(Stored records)
******
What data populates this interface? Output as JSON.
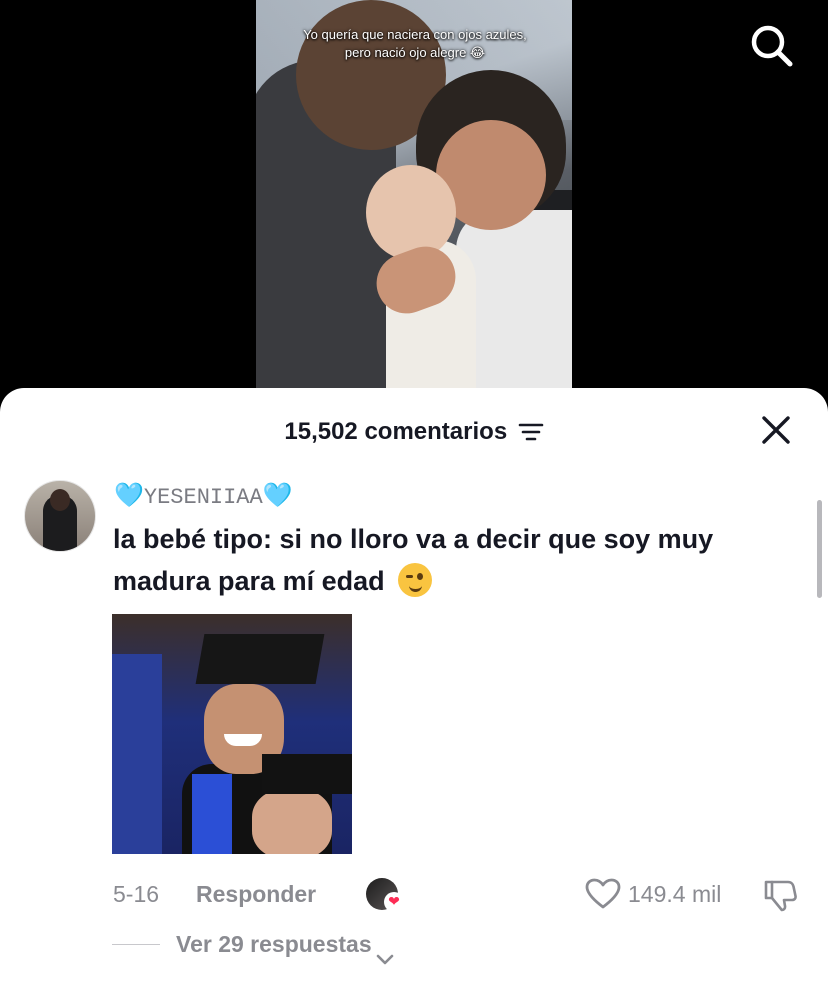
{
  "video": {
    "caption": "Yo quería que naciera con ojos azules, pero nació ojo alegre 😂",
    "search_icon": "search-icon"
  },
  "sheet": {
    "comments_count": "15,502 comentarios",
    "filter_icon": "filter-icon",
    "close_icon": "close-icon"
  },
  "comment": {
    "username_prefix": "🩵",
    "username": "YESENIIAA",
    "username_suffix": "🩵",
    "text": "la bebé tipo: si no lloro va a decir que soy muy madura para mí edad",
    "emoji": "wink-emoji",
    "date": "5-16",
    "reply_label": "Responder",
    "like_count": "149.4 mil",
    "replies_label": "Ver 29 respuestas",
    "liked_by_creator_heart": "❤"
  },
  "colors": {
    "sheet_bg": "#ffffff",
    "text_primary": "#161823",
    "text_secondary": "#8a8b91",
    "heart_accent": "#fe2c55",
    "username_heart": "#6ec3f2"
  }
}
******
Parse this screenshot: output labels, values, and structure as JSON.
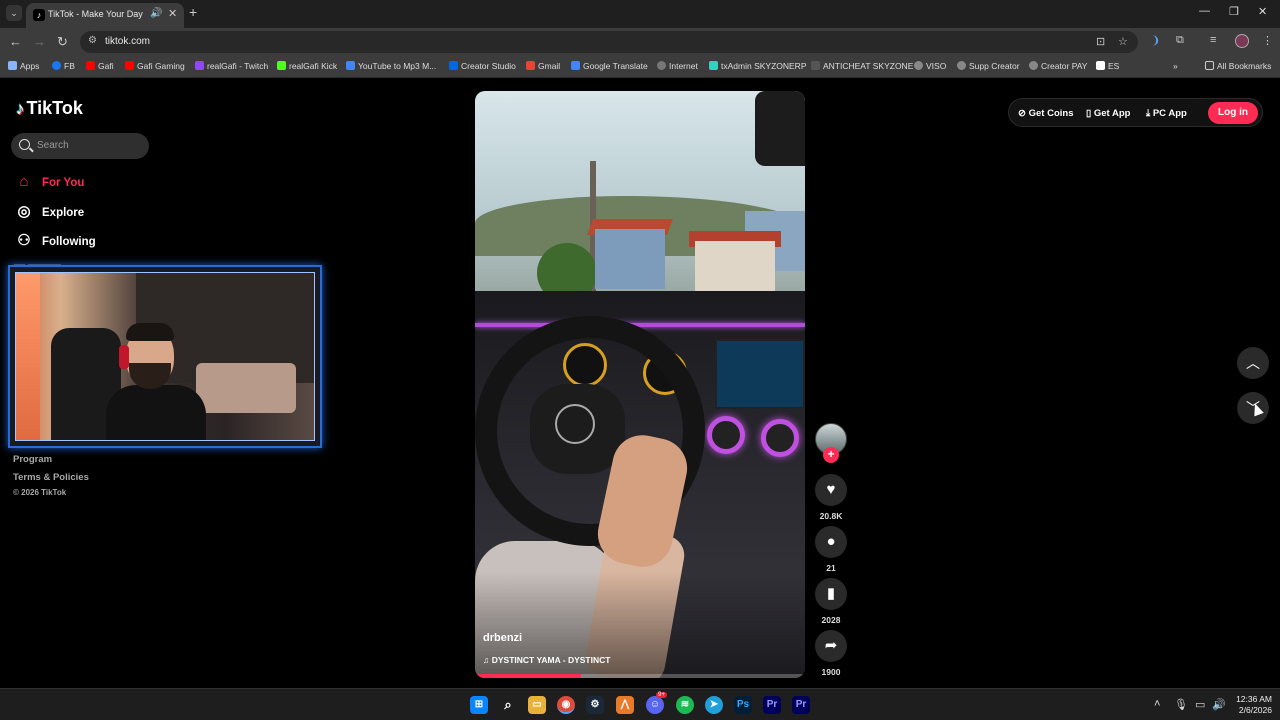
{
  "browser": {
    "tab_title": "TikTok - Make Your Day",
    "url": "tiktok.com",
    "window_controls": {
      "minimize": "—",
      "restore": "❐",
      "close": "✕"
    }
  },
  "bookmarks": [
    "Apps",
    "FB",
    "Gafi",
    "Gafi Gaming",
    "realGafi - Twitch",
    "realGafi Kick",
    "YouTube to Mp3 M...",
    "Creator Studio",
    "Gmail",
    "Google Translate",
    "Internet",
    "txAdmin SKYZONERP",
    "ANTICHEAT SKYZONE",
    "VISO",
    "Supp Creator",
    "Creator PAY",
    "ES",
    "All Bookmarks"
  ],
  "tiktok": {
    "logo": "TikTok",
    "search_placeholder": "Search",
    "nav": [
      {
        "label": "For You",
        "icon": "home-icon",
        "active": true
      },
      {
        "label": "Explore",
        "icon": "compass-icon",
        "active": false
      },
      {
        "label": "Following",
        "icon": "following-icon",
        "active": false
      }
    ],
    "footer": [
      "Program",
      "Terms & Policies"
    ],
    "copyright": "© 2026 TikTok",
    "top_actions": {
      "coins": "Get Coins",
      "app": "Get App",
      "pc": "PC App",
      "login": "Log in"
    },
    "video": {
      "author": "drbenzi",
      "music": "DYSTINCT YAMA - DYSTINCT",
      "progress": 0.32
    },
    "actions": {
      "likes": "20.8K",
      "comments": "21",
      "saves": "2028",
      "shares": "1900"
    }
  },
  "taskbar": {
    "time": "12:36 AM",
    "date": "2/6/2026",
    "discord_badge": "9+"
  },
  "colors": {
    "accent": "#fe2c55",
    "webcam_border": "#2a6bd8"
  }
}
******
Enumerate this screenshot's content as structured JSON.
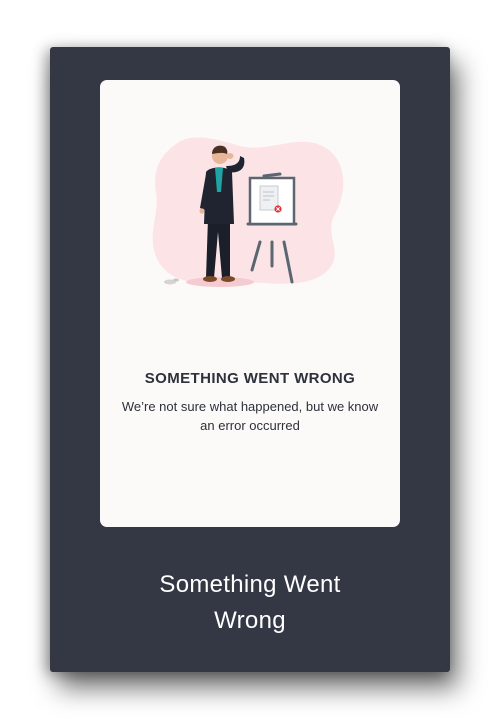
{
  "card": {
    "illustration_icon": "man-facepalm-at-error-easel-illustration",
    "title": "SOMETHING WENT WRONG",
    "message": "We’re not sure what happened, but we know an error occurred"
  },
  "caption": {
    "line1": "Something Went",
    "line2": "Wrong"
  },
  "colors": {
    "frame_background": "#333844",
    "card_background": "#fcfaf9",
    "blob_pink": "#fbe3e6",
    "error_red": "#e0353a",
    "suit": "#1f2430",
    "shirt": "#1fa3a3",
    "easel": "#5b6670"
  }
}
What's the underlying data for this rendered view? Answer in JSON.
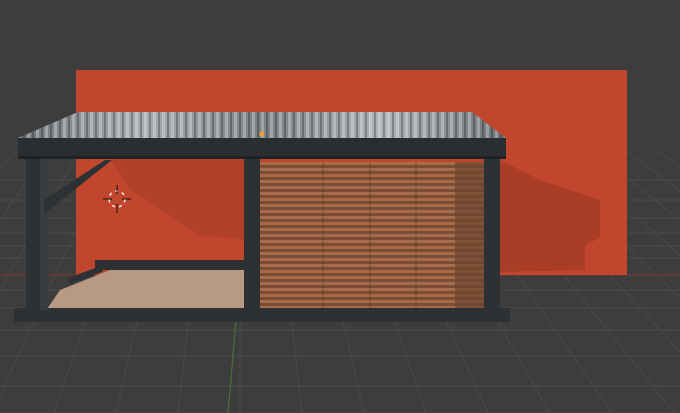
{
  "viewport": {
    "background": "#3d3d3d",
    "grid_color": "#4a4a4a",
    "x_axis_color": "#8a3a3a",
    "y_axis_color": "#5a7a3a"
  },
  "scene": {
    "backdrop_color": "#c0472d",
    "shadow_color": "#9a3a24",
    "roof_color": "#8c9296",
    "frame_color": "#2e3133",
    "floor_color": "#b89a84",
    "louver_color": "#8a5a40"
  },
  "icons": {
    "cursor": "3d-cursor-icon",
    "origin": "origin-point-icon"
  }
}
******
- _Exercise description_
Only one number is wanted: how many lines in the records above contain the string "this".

- _Reply to the task_
4